*** Listed records ***

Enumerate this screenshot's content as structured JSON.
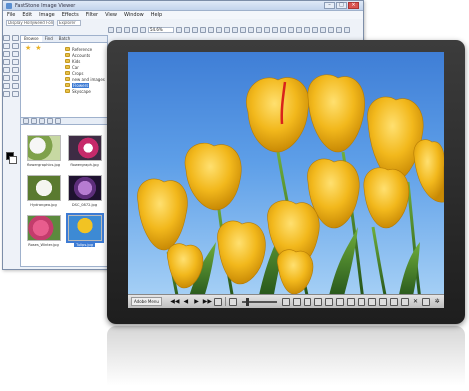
{
  "app": {
    "title": "FastStone Image Viewer",
    "menu": [
      "File",
      "Edit",
      "Image",
      "Effects",
      "Filter",
      "View",
      "Window",
      "Help"
    ],
    "path": "Display Hollyweed Folder...",
    "sub_path": "Explorer",
    "zoom": "54.6%"
  },
  "browser": {
    "tabs": [
      "Browse",
      "Find",
      "Batch"
    ],
    "tree": [
      {
        "label": "Reference"
      },
      {
        "label": "Accounts"
      },
      {
        "label": "Kids"
      },
      {
        "label": "Car"
      },
      {
        "label": "Crops"
      },
      {
        "label": "new and images"
      },
      {
        "label": "Flowers",
        "selected": true
      },
      {
        "label": "Skyscape"
      }
    ],
    "thumbnails": [
      {
        "label": "flowergraphics.jpg",
        "style": "lavender"
      },
      {
        "label": "flowergraph.jpg",
        "style": "pinkflower"
      },
      {
        "label": "Hydrangea.jpg",
        "style": "hydrangea"
      },
      {
        "label": "DSC_0872.jpg",
        "style": "purple"
      },
      {
        "label": "Roses_Winter.jpg",
        "style": "roses"
      },
      {
        "label": "Tulips.jpg",
        "style": "tulipthumb",
        "selected": true
      }
    ]
  },
  "viewer": {
    "menu_label": "Adobe Menu"
  },
  "colors": {
    "tulip": "#f2b81c",
    "sky": "#3f7ed6",
    "device": "#2a2a2a"
  }
}
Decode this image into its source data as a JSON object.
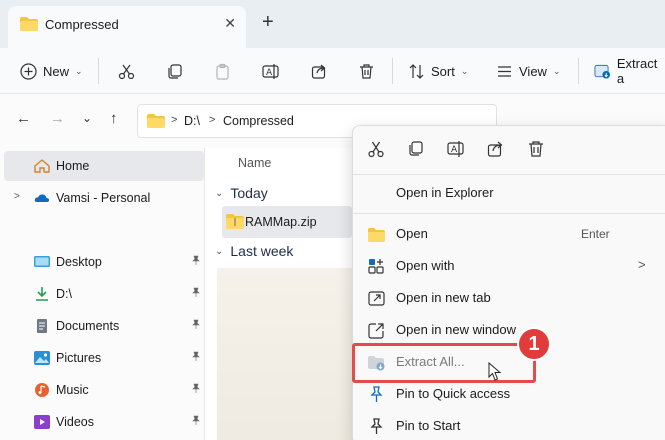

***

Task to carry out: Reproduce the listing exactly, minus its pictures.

Expected answer:
Enumerate this screenshot's content as structured JSON.
{
  "app": {
    "title": "FastStone Image Viewer",
    "menu": [
      "File",
      "Edit",
      "Image",
      "Effects",
      "Filter",
      "View",
      "Window",
      "Help"
    ],
    "path": "Display Hollyweed Folder...",
    "sub_path": "Explorer",
    "zoom": "54.6%"
  },
  "browser": {
    "tabs": [
      "Browse",
      "Find",
      "Batch"
    ],
    "tree": [
      {
        "label": "Reference"
      },
      {
        "label": "Accounts"
      },
      {
        "label": "Kids"
      },
      {
        "label": "Car"
      },
      {
        "label": "Crops"
      },
      {
        "label": "new and images"
      },
      {
        "label": "Flowers",
        "selected": true
      },
      {
        "label": "Skyscape"
      }
    ],
    "thumbnails": [
      {
        "label": "flowergraphics.jpg",
        "style": "lavender"
      },
      {
        "label": "flowergraph.jpg",
        "style": "pinkflower"
      },
      {
        "label": "Hydrangea.jpg",
        "style": "hydrangea"
      },
      {
        "label": "DSC_0872.jpg",
        "style": "purple"
      },
      {
        "label": "Roses_Winter.jpg",
        "style": "roses"
      },
      {
        "label": "Tulips.jpg",
        "style": "tulipthumb",
        "selected": true
      }
    ]
  },
  "viewer": {
    "menu_label": "Adobe Menu"
  },
  "colors": {
    "tulip": "#f2b81c",
    "sky": "#3f7ed6",
    "device": "#2a2a2a"
  }
}
Decode this image into its source data as a JSON object.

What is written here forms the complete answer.